Data extracts START
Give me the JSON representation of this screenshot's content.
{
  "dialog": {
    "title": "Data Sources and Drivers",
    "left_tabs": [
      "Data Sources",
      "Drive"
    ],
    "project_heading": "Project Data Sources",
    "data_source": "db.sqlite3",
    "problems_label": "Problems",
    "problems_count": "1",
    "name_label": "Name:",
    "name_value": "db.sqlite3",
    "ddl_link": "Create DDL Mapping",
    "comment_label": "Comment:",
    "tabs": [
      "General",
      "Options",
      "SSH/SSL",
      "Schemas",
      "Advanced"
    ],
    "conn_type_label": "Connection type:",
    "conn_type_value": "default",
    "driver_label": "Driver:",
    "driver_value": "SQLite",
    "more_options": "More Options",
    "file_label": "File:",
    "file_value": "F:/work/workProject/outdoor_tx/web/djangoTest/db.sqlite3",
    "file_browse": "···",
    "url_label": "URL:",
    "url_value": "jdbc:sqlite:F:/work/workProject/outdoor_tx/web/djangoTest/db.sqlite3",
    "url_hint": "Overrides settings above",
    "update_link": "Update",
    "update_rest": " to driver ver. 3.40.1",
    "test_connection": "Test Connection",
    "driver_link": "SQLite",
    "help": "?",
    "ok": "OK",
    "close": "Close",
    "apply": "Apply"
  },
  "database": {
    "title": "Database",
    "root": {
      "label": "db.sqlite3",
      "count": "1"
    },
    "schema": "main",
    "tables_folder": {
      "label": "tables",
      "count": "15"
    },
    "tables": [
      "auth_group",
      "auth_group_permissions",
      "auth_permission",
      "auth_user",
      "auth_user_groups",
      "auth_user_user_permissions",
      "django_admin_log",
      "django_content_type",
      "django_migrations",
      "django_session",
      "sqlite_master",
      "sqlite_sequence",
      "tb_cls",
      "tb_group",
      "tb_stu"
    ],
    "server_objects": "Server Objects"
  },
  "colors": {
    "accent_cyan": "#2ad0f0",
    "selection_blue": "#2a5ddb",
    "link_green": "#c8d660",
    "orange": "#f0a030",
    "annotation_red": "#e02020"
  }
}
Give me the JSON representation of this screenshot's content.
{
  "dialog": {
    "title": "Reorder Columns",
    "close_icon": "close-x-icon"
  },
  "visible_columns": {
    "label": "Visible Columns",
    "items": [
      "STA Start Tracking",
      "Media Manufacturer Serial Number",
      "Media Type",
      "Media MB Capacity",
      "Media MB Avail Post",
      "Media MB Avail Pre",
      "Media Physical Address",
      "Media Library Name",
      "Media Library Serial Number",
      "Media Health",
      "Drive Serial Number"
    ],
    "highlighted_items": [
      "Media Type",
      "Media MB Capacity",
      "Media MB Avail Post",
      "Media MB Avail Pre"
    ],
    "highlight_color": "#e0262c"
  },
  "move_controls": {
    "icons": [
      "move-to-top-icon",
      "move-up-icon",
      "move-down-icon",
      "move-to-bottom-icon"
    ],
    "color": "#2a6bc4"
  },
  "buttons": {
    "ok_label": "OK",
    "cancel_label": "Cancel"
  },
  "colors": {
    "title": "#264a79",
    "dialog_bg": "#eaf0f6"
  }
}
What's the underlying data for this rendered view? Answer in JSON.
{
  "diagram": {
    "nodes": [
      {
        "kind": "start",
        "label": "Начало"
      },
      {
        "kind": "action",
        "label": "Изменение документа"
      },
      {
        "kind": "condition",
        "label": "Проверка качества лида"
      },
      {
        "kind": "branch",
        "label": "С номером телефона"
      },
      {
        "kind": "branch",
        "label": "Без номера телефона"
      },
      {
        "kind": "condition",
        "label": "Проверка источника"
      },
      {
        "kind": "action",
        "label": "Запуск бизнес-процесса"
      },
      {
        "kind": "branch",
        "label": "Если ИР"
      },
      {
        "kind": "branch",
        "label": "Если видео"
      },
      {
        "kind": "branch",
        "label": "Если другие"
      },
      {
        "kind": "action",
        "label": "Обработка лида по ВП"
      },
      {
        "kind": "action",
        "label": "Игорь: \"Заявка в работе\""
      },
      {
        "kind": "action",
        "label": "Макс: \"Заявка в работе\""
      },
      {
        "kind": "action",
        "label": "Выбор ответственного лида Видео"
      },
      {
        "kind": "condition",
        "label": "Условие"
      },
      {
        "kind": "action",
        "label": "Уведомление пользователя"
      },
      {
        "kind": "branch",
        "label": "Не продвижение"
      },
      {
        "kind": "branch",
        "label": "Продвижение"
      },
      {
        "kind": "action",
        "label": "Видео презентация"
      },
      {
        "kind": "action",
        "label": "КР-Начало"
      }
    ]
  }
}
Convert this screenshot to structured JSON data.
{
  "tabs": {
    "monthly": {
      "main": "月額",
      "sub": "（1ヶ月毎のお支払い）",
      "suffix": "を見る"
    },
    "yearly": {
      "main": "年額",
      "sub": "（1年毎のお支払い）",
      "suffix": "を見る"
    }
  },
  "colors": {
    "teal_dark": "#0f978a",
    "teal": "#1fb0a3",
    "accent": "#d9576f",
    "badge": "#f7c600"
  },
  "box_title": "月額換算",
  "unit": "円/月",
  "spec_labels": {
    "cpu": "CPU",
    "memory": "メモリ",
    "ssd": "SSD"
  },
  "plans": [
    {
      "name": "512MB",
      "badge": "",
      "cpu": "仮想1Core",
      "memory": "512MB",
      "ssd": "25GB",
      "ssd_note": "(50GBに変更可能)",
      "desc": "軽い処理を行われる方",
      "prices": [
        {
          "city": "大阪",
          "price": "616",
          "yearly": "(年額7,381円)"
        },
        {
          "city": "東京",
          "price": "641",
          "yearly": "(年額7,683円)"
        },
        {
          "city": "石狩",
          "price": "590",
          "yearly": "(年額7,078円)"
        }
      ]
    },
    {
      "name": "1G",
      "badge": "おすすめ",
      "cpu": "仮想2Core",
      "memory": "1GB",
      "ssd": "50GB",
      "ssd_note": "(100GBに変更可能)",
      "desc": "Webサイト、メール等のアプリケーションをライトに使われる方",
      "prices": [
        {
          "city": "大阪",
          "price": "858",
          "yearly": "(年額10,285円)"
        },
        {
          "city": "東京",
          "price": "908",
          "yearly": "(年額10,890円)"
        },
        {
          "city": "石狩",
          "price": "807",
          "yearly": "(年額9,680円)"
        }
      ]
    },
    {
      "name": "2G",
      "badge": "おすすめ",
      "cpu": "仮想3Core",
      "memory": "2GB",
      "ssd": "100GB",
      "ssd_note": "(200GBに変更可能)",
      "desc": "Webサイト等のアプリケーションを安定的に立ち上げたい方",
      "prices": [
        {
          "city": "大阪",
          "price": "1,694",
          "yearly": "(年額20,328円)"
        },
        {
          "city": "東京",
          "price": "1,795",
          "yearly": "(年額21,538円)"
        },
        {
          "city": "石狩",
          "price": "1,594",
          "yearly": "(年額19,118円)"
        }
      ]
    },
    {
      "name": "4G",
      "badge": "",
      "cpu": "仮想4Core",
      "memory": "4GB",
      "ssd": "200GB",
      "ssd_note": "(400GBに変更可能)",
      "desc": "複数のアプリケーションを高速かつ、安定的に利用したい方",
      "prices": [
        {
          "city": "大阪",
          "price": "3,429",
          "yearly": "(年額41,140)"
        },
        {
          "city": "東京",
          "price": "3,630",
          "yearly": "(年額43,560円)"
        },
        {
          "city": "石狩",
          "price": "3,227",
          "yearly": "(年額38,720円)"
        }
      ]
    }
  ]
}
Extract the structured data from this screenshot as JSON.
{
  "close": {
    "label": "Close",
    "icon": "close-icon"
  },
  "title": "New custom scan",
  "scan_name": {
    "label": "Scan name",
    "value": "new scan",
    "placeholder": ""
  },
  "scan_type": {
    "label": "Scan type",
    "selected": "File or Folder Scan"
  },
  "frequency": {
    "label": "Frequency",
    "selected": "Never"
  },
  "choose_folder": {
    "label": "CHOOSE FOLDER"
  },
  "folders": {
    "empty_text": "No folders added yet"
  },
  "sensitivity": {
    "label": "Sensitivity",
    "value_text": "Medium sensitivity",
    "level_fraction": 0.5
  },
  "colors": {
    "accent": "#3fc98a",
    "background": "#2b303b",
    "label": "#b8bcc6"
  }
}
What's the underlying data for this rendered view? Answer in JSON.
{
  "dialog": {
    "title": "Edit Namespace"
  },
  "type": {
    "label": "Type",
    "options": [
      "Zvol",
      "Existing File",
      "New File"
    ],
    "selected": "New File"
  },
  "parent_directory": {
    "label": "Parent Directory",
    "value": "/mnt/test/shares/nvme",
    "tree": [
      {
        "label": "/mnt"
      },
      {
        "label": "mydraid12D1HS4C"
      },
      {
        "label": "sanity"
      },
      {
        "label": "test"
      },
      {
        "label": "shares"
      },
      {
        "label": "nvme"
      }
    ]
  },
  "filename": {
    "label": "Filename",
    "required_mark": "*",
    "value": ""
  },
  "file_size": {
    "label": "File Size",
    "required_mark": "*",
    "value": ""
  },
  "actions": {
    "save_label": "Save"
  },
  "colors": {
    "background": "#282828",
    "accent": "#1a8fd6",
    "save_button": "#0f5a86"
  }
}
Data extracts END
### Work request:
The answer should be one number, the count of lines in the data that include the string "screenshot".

### Solution:
4